**What needs to be done:**
What's wanted here is the full listing below, repeated exactly, with no images in it.

**Extracted entries:**
────
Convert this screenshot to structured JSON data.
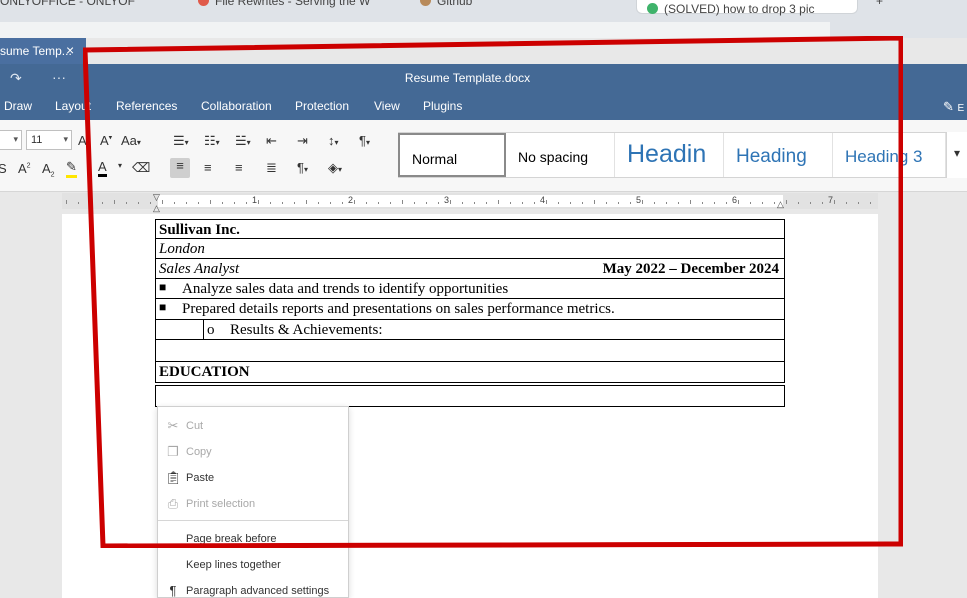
{
  "browser": {
    "tabs": [
      {
        "label": "ONLYOFFICE - ONLYOF",
        "dot": "#e08a33"
      },
      {
        "label": "File Rewrites - Serving the W",
        "dot": "#e05a4a"
      },
      {
        "label": "Github",
        "dot": "#b88a5a"
      },
      {
        "label": "(SOLVED) how to drop 3 pic",
        "dot": "#3fb36b"
      }
    ],
    "new_tab": "+"
  },
  "editor": {
    "doc_tab": "sume Temp...",
    "doc_tab_close": "×",
    "title": "Resume Template.docx",
    "redo_icon": "↷",
    "more_icon": "···",
    "menu": [
      "Draw",
      "Layout",
      "References",
      "Collaboration",
      "Protection",
      "View",
      "Plugins"
    ],
    "edit_label": "E"
  },
  "toolbar": {
    "font_name": "",
    "font_size": "11",
    "styles": [
      "Normal",
      "No spacing",
      "Headin",
      "Heading",
      "Heading 3"
    ],
    "style_colors": {
      "normal": "#000000",
      "heading": "#2e74b5"
    }
  },
  "ruler": {
    "numbers": [
      "1",
      "2",
      "3",
      "4",
      "5",
      "6",
      "7"
    ]
  },
  "document": {
    "company": "Sullivan Inc.",
    "city": "London",
    "role": "Sales Analyst",
    "dates": "May 2022 – December 2024",
    "bullets": [
      "Analyze sales data and trends to identify opportunities",
      "Prepared details reports and presentations on sales performance metrics."
    ],
    "sub_bullet_marker": "o",
    "sub_bullet": "Results & Achievements:",
    "section": "EDUCATION"
  },
  "context_menu": {
    "items": [
      {
        "label": "Cut",
        "icon": "scissors-icon",
        "disabled": true
      },
      {
        "label": "Copy",
        "icon": "copy-icon",
        "disabled": true
      },
      {
        "label": "Paste",
        "icon": "paste-icon",
        "disabled": false
      },
      {
        "label": "Print selection",
        "icon": "print-icon",
        "disabled": true
      },
      {
        "label": "Page break before",
        "icon": "",
        "disabled": false
      },
      {
        "label": "Keep lines together",
        "icon": "",
        "disabled": false
      },
      {
        "label": "Paragraph advanced settings",
        "icon": "paragraph-icon",
        "disabled": false
      }
    ]
  },
  "annotation": {
    "color": "#cc0000"
  }
}
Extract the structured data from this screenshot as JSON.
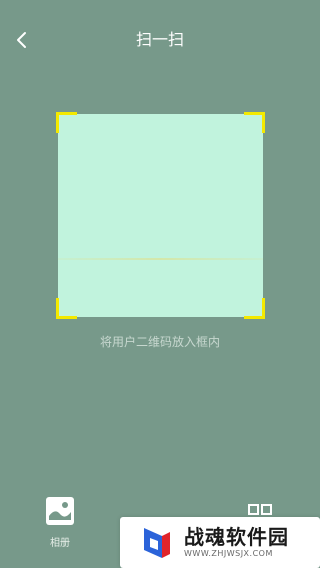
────
**Response box:**
Convert this screenshot to structured JSON data.
{
  "browser": {
    "tabs": [
      {
        "label": "ONLYOFFICE - ONLYOF",
        "dot": "#e08a33"
      },
      {
        "label": "File Rewrites - Serving the W",
        "dot": "#e05a4a"
      },
      {
        "label": "Github",
        "dot": "#b88a5a"
      },
      {
        "label": "(SOLVED) how to drop 3 pic",
        "dot": "#3fb36b"
      }
    ],
    "new_tab": "+"
  },
  "editor": {
    "doc_tab": "sume Temp...",
    "doc_tab_close": "×",
    "title": "Resume Template.docx",
    "redo_icon": "↷",
    "more_icon": "···",
    "menu": [
      "Draw",
      "Layout",
      "References",
      "Collaboration",
      "Protection",
      "View",
      "Plugins"
    ],
    "edit_label": "E"
  },
  "toolbar": {
    "font_name": "",
    "font_size": "11",
    "styles": [
      "Normal",
      "No spacing",
      "Headin",
      "Heading",
      "Heading 3"
    ],
    "style_colors": {
      "normal": "#000000",
      "heading": "#2e74b5"
    }
  },
  "ruler": {
    "numbers": [
      "1",
      "2",
      "3",
      "4",
      "5",
      "6",
      "7"
    ]
  },
  "document": {
    "company": "Sullivan Inc.",
    "city": "London",
    "role": "Sales Analyst",
    "dates": "May 2022 – December 2024",
    "bullets": [
      "Analyze sales data and trends to identify opportunities",
      "Prepared details reports and presentations on sales performance metrics."
    ],
    "sub_bullet_marker": "o",
    "sub_bullet": "Results & Achievements:",
    "section": "EDUCATION"
  },
  "context_menu": {
    "items": [
      {
        "label": "Cut",
        "icon": "scissors-icon",
        "disabled": true
      },
      {
        "label": "Copy",
        "icon": "copy-icon",
        "disabled": true
      },
      {
        "label": "Paste",
        "icon": "paste-icon",
        "disabled": false
      },
      {
        "label": "Print selection",
        "icon": "print-icon",
        "disabled": true
      },
      {
        "label": "Page break before",
        "icon": "",
        "disabled": false
      },
      {
        "label": "Keep lines together",
        "icon": "",
        "disabled": false
      },
      {
        "label": "Paragraph advanced settings",
        "icon": "paragraph-icon",
        "disabled": false
      }
    ]
  },
  "annotation": {
    "color": "#cc0000"
  }
}
Extract the structured data from this screenshot as JSON.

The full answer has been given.